** Data follows **
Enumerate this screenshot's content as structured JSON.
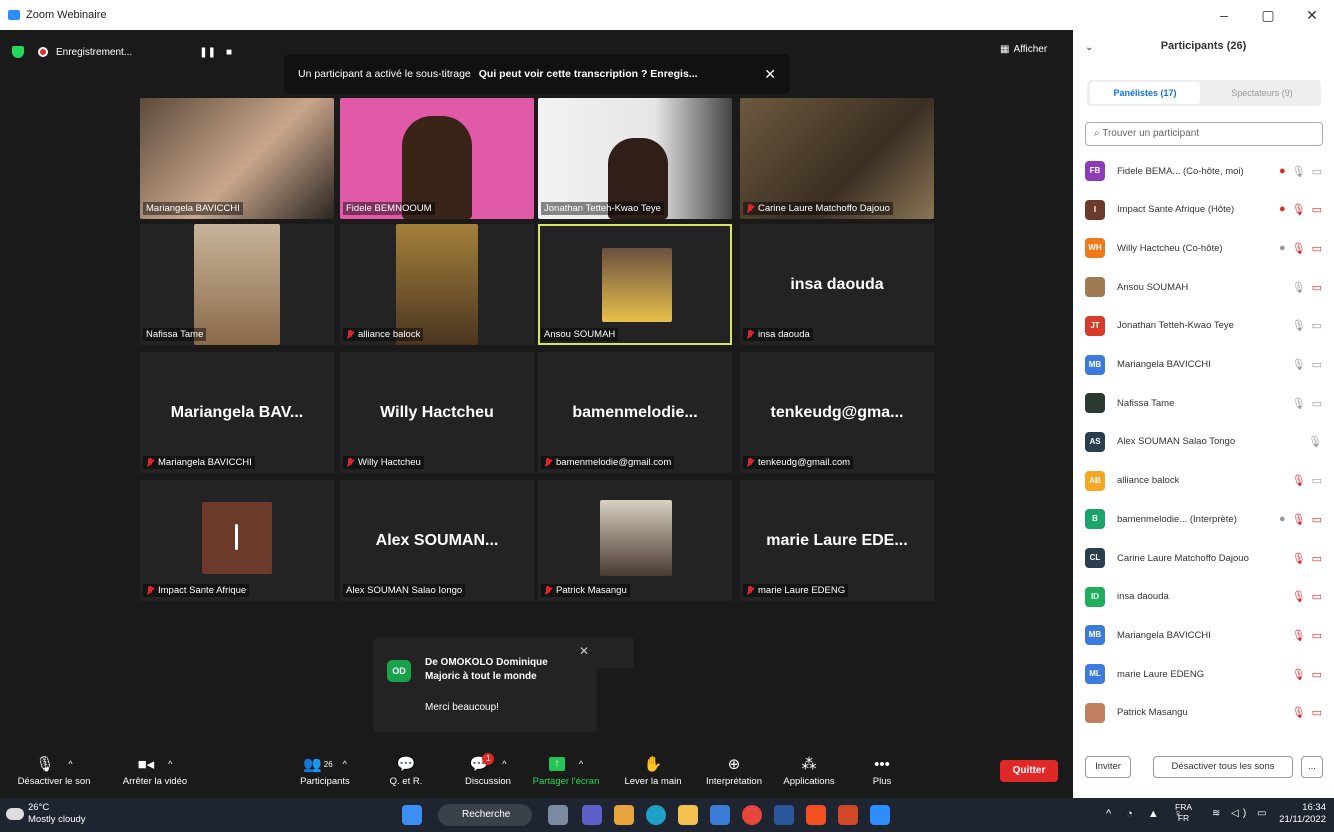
{
  "app": {
    "title": "Zoom Webinaire",
    "window_controls": [
      "–",
      "▢",
      "✕"
    ]
  },
  "recording": {
    "label": "Enregistrement...",
    "pause": "❚❚",
    "stop": "■"
  },
  "banner": {
    "text1": "Un participant a activé le sous-titrage",
    "text2": "Qui peut voir cette transcription ? Enregis...",
    "close": "✕"
  },
  "view": {
    "afficher": "Afficher"
  },
  "tiles": [
    {
      "name": "Mariangela BAVICCHI",
      "muted": false,
      "big": ""
    },
    {
      "name": "Fidele BEMNOOUM",
      "muted": false,
      "big": ""
    },
    {
      "name": "Jonathan Tetteh-Kwao Teye",
      "muted": false,
      "big": ""
    },
    {
      "name": "Carine Laure Matchoffo Dajouo",
      "muted": true,
      "big": ""
    },
    {
      "name": "Nafissa Tame",
      "muted": false,
      "big": ""
    },
    {
      "name": "alliance balock",
      "muted": true,
      "big": ""
    },
    {
      "name": "Ansou SOUMAH",
      "muted": false,
      "big": ""
    },
    {
      "name": "insa daouda",
      "muted": true,
      "big": "insa daouda"
    },
    {
      "name": "Mariangela BAVICCHI",
      "muted": true,
      "big": "Mariangela BAV..."
    },
    {
      "name": "Willy Hactcheu",
      "muted": true,
      "big": "Willy Hactcheu"
    },
    {
      "name": "bamenmelodie@gmail.com",
      "muted": true,
      "big": "bamenmelodie..."
    },
    {
      "name": "tenkeudg@gmail.com",
      "muted": true,
      "big": "tenkeudg@gma..."
    },
    {
      "name": "Impact Sante Afrique",
      "muted": true,
      "big": ""
    },
    {
      "name": "Alex SOUMAN Salao Iongo",
      "muted": false,
      "big": "Alex SOUMAN..."
    },
    {
      "name": "Patrick Masangu",
      "muted": true,
      "big": ""
    },
    {
      "name": "marie Laure EDENG",
      "muted": true,
      "big": "marie Laure EDE..."
    }
  ],
  "toast": {
    "initials": "OD",
    "from": "De OMOKOLO Dominique Majoric à tout le monde",
    "message": "Merci beaucoup!",
    "close": "✕"
  },
  "toolbar": {
    "mute": "Désactiver le son",
    "video": "Arrêter la vidéo",
    "participants": "Participants",
    "participants_count": "26",
    "qa": "Q. et R.",
    "chat": "Discussion",
    "chat_badge": "1",
    "share": "Partager l'écran",
    "hand": "Lever la main",
    "interp": "Interprétation",
    "apps": "Applications",
    "more": "Plus",
    "quit": "Quitter"
  },
  "panel": {
    "title": "Participants (26)",
    "tab_panelists": "Panélistes (17)",
    "tab_attendees": "Spectateurs (9)",
    "search_placeholder": "Trouver un participant",
    "participants": [
      {
        "initials": "FB",
        "color": "#8e3bb7",
        "name": "Fidele BEMA...  (Co-hôte, moi)"
      },
      {
        "initials": "I",
        "color": "#6b3a2a",
        "name": "Impact Sante Afrique (Hôte)"
      },
      {
        "initials": "WH",
        "color": "#f07a1a",
        "name": "Willy Hactcheu (Co-hôte)"
      },
      {
        "initials": "",
        "color": "#a07a50",
        "name": "Ansou SOUMAH"
      },
      {
        "initials": "JT",
        "color": "#d93b2b",
        "name": "Jonathan Tetteh-Kwao Teye"
      },
      {
        "initials": "MB",
        "color": "#3b7be0",
        "name": "Mariangela BAVICCHI"
      },
      {
        "initials": "",
        "color": "#2a3a30",
        "name": "Nafissa Tame"
      },
      {
        "initials": "AS",
        "color": "#2b3e50",
        "name": "Alex SOUMAN Salao Tongo"
      },
      {
        "initials": "AB",
        "color": "#f5a623",
        "name": "alliance balock"
      },
      {
        "initials": "B",
        "color": "#1aa36b",
        "name": "bamenmelodie...   (Interprète)"
      },
      {
        "initials": "CL",
        "color": "#2b3e50",
        "name": "Carine Laure Matchoffo Dajouo"
      },
      {
        "initials": "ID",
        "color": "#1fae5b",
        "name": "insa daouda"
      },
      {
        "initials": "MB",
        "color": "#3b7be0",
        "name": "Mariangela BAVICCHI"
      },
      {
        "initials": "ML",
        "color": "#3b7be0",
        "name": "marie Laure EDENG"
      },
      {
        "initials": "",
        "color": "#c08060",
        "name": "Patrick Masangu"
      }
    ],
    "invite": "Inviter",
    "mute_all": "Désactiver tous les sons",
    "more": "..."
  },
  "taskbar": {
    "temp": "26°C",
    "weather": "Mostly cloudy",
    "search": "Recherche",
    "lang1": "FRA",
    "lang2": "FR",
    "time": "16:34",
    "date": "21/11/2022"
  }
}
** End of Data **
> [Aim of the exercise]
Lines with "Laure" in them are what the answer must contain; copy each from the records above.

> [Your response]
      "name": "Carine Laure Matchoffo Dajouo",
      "name": "marie Laure EDENG",
      "big": "marie Laure EDE..."
        "name": "Carine Laure Matchoffo Dajouo"
        "name": "marie Laure EDENG"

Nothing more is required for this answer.